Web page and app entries
══════

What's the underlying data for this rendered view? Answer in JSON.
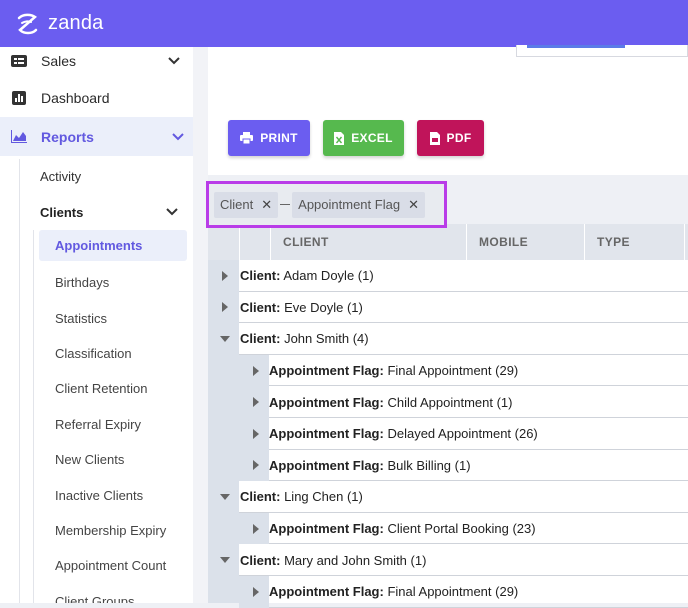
{
  "app": {
    "brand": "zanda"
  },
  "sidebar": {
    "sales": "Sales",
    "dashboard": "Dashboard",
    "reports": "Reports",
    "activity": "Activity",
    "clients": "Clients",
    "client_items": [
      "Appointments",
      "Birthdays",
      "Statistics",
      "Classification",
      "Client Retention",
      "Referral Expiry",
      "New Clients",
      "Inactive Clients",
      "Membership Expiry",
      "Appointment Count",
      "Client Groups"
    ]
  },
  "toolbar": {
    "print": "PRINT",
    "excel": "EXCEL",
    "pdf": "PDF"
  },
  "grouping": {
    "chips": [
      "Client",
      "Appointment Flag"
    ]
  },
  "grid": {
    "columns": [
      "CLIENT",
      "MOBILE",
      "TYPE"
    ],
    "rows": [
      {
        "level": 1,
        "expanded": false,
        "key": "Client:",
        "value": "Adam Doyle (1)"
      },
      {
        "level": 1,
        "expanded": false,
        "key": "Client:",
        "value": "Eve Doyle (1)"
      },
      {
        "level": 1,
        "expanded": true,
        "key": "Client:",
        "value": "John Smith (4)"
      },
      {
        "level": 2,
        "expanded": false,
        "key": "Appointment Flag:",
        "value": "Final Appointment (29)"
      },
      {
        "level": 2,
        "expanded": false,
        "key": "Appointment Flag:",
        "value": "Child Appointment (1)"
      },
      {
        "level": 2,
        "expanded": false,
        "key": "Appointment Flag:",
        "value": "Delayed Appointment (26)"
      },
      {
        "level": 2,
        "expanded": false,
        "key": "Appointment Flag:",
        "value": "Bulk Billing (1)"
      },
      {
        "level": 1,
        "expanded": true,
        "key": "Client:",
        "value": "Ling Chen (1)"
      },
      {
        "level": 2,
        "expanded": false,
        "key": "Appointment Flag:",
        "value": "Client Portal Booking (23)"
      },
      {
        "level": 1,
        "expanded": true,
        "key": "Client:",
        "value": "Mary and John Smith (1)"
      },
      {
        "level": 2,
        "expanded": false,
        "key": "Appointment Flag:",
        "value": "Final Appointment (29)"
      }
    ]
  },
  "colors": {
    "brand": "#6b5df0",
    "excel": "#56b94e",
    "pdf": "#c0145a",
    "highlight": "#b93ce8",
    "active_text": "#6259e0"
  }
}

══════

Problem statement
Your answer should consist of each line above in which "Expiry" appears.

Task response
      "Referral Expiry",
      "Membership Expiry",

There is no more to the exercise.